Intro  German mathematician and astronomer  
A.K.A.  Auguste Ferdinand Möbius, August Ferdinand Mobius  
Countries  Germany  
Occupations  Mathematician Astronomer Professor Educator  
Type  Academia Mathematics Science  
Gender  male  
Birth  17 November 1790 (Schulpforte)  
Death  26 September 1868 (Leipzig)  
Star sign  Scorpio  
Family 


Education  University of Göttingen, Leipzig University 
August Ferdinand Möbius (UK: , US: ; German: [ˈmøːbi̯ʊs]; 17 November 1790 – 26 September 1868) was a German mathematician and theoretical astronomer.
Early life and education
Möbius was born in Schulpforta, SaxonyAnhalt, and was descended on his mother's side from religious reformer Martin Luther.
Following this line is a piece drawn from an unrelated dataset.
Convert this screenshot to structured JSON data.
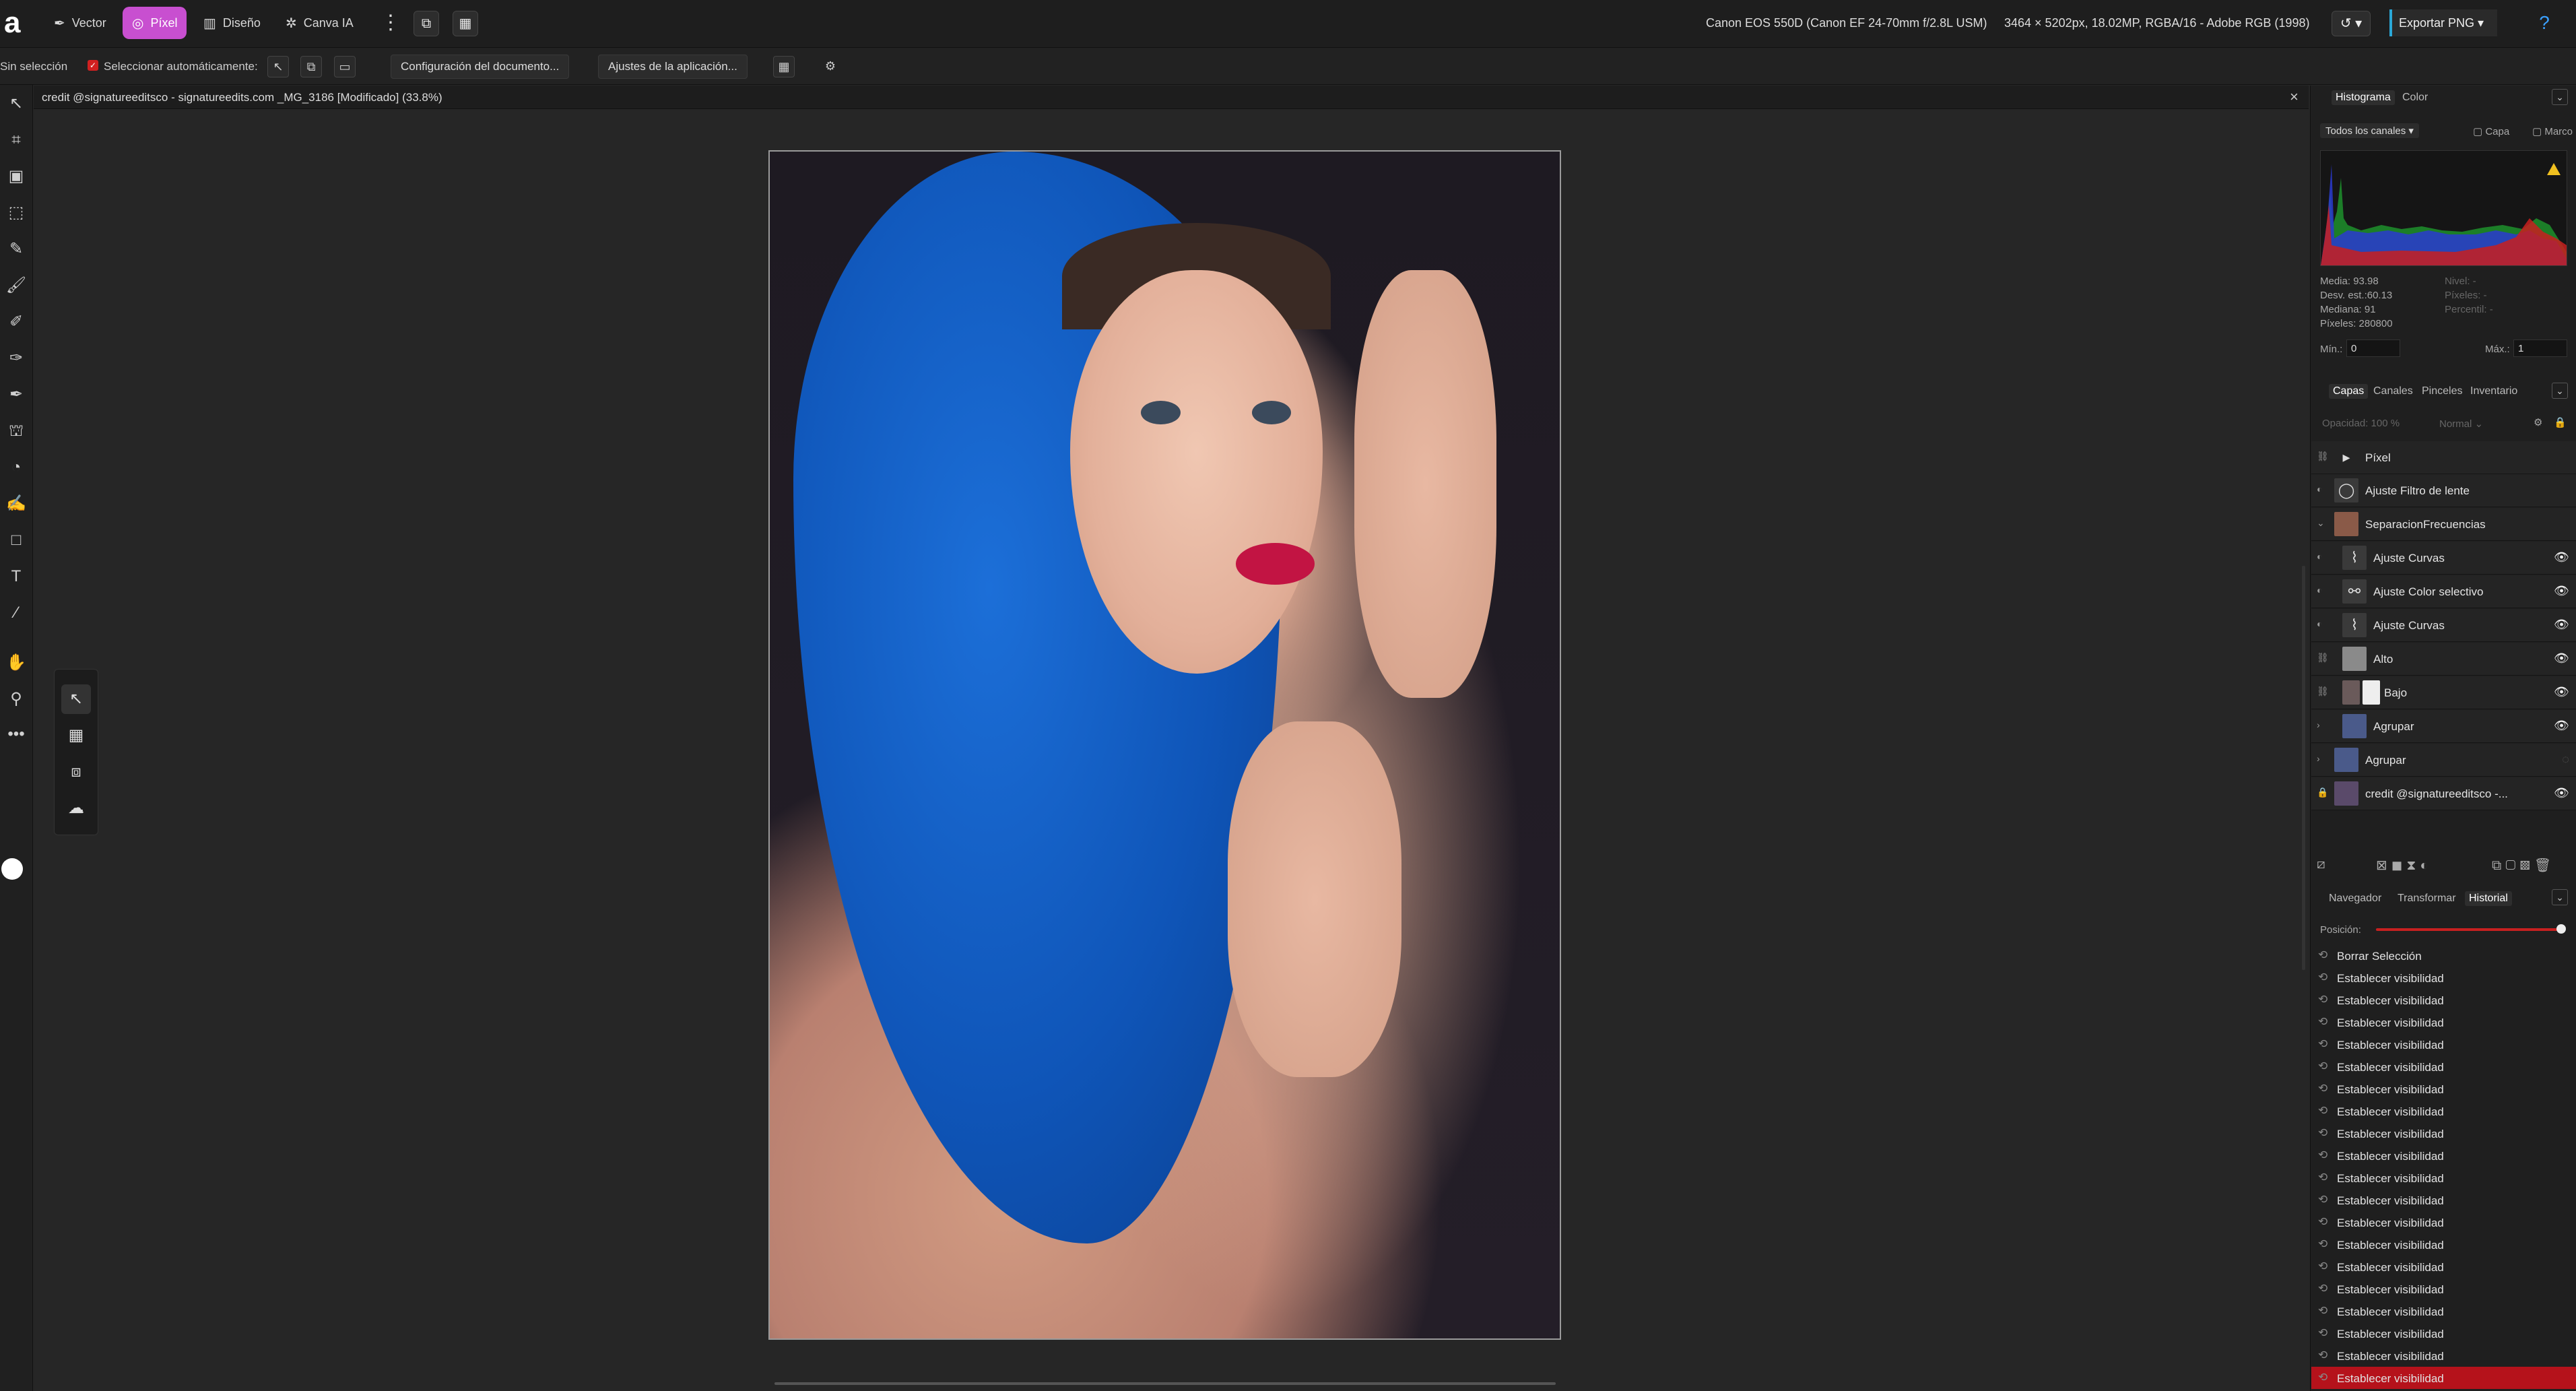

He was homeschooled until he was 13, when he attended the College in Schulpforta in 1803, and studied there, graduating in 1809. He then enrolled at the University of Leipzig, where he studied astronomy under the mathematician and astronomer Karl Mollweide. In 1813, he began to study astronomy under the mathematically inclined professor Carl Friedrich Gauss at the University of Göttingen, while Gauss was the director of the Göttingen Observatory. From there, he went to study with Carl Gauss's instructor, Johann Pfaff, at the University of Halle, where he completed his doctoral thesis The occultation of fixed stars in 1815. In 1816, he was appointed as Extraordinary Professor to the "chair of astronomy and higher mechanics" at the University of Leipzig. Möbius died in Leipzig in 1868 at the age of 77. His son Theodor was a noted philologist.
Contributions
He is best known for his discovery of the Möbius strip, a nonorientable twodimensional surface with only one side when embedded in threedimensional Euclidean space. It was independently discovered by Johann Benedict Listing around the same time. The Möbius configuration, formed by two mutually inscribed tetrahedra, is also named after him. Möbius was the first to introduce homogeneous coordinates into projective geometry. He is recognized for the introduction of the Barycentric coordinate system.
Many mathematical concepts are named after him, including the Möbius plane, the Möbius transformations, important in projective geometry, and the Möbius transform of number theory. His interest in number theory led to the important Möbius function μ(n) and the Möbius inversion formula. In Euclidean geometry, he systematically developed the use of signed angles and line segments as a way of simplifying and unifying results.
Collected works
 Gesammelte Werke erster Band (v. 1) (Leipzig : S. Hirzel, 1885)
 Gesammelte Werke zweiter Band (v. 2) (Leipzig : S. Hirzel, 1885)
 Gesammelte Werke dritter Band (v. 3) (Leipzig : S. Hirzel, 1885)
 Gesammelte Werke vierter Band (v. 4) (Leipzig : S. Hirzel, 1885)